Jewels from Rosenborg Castle

Photo generously provided by Annika; do not reproduce

One of the most fun things about running a royal jewelry website is definitely the way my readers share their royal jewel experiences with me. I'm always so honored when readers contact me and offer to share photos they've taken at various jewelry exhibitions, and I was thrilled when Annika reached out recently to share photos she took on a recent visit to Rosenborg Castle in Denmark.




Photo generously provided by Annika; do not reproduce

The treasures of Rosenborg are way to numerous to include comprehensively here, so I'll hit some of the highlights.

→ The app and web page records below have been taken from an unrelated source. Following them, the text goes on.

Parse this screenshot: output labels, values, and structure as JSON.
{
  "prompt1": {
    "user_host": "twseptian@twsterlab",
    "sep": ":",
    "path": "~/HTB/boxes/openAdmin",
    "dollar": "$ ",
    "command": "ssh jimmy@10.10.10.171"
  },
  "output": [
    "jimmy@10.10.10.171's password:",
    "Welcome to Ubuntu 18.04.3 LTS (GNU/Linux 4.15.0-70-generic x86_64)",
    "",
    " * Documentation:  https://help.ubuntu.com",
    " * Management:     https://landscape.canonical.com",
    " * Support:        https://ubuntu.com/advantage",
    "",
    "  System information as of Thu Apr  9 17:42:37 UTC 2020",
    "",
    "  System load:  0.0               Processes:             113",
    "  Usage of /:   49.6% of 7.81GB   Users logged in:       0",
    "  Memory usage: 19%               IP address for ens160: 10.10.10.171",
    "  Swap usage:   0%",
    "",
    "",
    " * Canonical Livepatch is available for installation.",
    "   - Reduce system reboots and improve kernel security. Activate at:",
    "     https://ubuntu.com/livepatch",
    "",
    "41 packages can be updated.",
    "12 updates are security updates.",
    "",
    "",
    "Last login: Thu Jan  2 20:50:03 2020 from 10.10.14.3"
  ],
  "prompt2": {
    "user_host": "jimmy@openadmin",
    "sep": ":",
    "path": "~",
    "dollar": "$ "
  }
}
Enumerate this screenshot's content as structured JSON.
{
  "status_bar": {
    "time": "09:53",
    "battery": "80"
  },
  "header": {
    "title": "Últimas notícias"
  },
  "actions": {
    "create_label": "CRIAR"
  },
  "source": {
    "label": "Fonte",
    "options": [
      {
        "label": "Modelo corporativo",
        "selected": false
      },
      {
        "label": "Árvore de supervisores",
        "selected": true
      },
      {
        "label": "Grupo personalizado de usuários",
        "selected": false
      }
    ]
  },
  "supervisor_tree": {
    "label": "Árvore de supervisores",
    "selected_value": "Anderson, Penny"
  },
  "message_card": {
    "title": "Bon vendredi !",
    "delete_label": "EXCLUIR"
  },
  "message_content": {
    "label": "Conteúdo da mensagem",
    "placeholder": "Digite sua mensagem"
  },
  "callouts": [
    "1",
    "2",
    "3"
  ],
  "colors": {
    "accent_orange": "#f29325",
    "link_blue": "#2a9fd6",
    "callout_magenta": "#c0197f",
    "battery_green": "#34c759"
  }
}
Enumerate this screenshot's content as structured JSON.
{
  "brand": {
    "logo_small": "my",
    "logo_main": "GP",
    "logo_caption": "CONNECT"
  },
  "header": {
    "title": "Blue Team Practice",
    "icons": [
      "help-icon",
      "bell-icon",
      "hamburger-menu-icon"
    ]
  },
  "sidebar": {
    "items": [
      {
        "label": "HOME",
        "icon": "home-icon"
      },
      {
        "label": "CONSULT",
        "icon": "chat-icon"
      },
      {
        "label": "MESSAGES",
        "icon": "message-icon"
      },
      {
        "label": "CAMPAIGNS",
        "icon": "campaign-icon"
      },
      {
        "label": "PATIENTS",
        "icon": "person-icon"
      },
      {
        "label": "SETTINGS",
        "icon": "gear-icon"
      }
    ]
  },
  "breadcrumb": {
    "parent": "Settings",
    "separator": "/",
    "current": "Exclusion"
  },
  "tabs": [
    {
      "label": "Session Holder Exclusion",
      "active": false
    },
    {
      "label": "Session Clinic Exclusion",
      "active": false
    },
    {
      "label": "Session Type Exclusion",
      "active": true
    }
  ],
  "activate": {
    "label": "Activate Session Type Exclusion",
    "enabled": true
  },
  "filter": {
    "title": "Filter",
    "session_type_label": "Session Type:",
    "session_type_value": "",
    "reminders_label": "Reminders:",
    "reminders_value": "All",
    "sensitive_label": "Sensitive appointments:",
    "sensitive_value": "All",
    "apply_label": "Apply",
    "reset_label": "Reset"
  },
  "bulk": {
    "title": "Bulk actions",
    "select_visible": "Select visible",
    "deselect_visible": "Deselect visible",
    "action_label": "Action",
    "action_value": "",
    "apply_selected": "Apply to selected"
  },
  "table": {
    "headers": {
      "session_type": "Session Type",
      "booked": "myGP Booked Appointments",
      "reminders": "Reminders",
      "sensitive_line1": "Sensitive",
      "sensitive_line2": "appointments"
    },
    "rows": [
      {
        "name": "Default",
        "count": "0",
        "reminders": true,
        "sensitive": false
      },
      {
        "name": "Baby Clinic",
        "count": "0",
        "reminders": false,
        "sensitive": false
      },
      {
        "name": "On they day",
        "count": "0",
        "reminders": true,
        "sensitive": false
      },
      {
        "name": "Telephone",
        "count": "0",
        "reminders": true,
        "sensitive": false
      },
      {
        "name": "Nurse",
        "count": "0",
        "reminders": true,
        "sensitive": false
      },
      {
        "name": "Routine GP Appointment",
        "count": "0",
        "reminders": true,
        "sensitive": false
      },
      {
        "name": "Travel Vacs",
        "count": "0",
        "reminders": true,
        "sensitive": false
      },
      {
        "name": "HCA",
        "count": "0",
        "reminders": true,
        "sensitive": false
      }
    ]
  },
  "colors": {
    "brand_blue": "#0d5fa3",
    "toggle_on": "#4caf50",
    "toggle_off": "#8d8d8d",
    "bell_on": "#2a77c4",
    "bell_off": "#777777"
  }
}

This display includes a double-stranded pearl necklace that belonged to Caroline Mathilda, the tragic queen consort of King Christian VII. The diamond earrings here also belonged to her.


Photo generously provided by Annika; do not reproduce

This jeweled hair ornament features a diamond crescent and pearl feathers. It was made around 1810 for Marie of Hesse-Kassel, the wife of King Frederik VI.


Photo generously provided by Annika; do not reproduce

This unusual set of gold jewelry is set with citrines, amethysts, pearls, and diamonds. It belonged to Louise Rasmussen, who is better known to history as Countess Danner; she was the morganatic wife of King Frederik VII. The suite of jewels was made by Diderichsen, the court jeweler. The jewels may have been given to Louise as a birthday present by Frederik in 1860.


Photo generously provided by Annika; do not reproduce

This fantastic suite of jewels is set with rose-cut diamonds. (The particular cut was named because the facet pattern resembles the petals of a rosebud.) The diamonds originally belonged to Princess Charlotte Amalie of Denmark (1706-1782), the younger sister of King Christian VI. The diamonds were set in this demi-parure by C.M. Weisshaupt in 1840, during the reign of King Christian VIII.


Photo generously provided by Annika; do not reproduce

The other grand diamond suite in the Rosenborg display was also made by C.M. Weisshaupt in 1840. The diamonds included in the set belonged to a trio of Danish queens: Sophie Magdalene of Brandenburg (wife of King Christian VI), Juliana Marie of Brunswick-Wolfenb├╝ttel (second wife of King Frederik V), and Caroline Matilda of Great Britain (wife of King Christian VII). You'll recognize these as some of the jewels that Queen Margrethe II wore at Crown Prince Frederik and Crown Princess Mary's wedding in 2004.


Photo generously provided by Annika; do not reproduce

Like both diamond suites, this set of ruby, diamond, and pearl jewels was made in 1840 by C.M. Weisshaupt, during the reign of King Christian VIII. The pearl necklace goes back even further; it belonged to Charlotte Amalie of Hesse-Kassel, who married King Christian V in 1667. Queen Margrethe II wears the ruby pieces fairly frequently.


Photo generously provided by Annika; do not reproduce

Annika also took some excellent photos of the Danish royal family's emerald parure, including this great shot of the tiara. You'll see Queen Margrethe II wears this parure on numerous state occasions.


Photo generously provided by Annika; do not reproduce

Like the diamond suites and the ruby and pearl suite, the emerald parure was made in 1840 by C.M. Weisshaupt. The emeralds are a century older; they were given to Queen Sophie Magdalene by her husband, King Christian VI, in 1723.


Photo generously provided by Annika; do not reproduce

All four of the suites were made the year after the accession of King Christian VIII, and they were probably initially worn by his second wife, Caroline Amalie of Schleswig-Holstein-Sonderburg-Augustenburg.


Photo generously provided by Annika; do not reproduce

I also loved this excellent photo that Annika shared of a whole selection of colorful rings. Gorgeous! Huge thanks again to Annika for sharing the wonderful photos taken during her visit!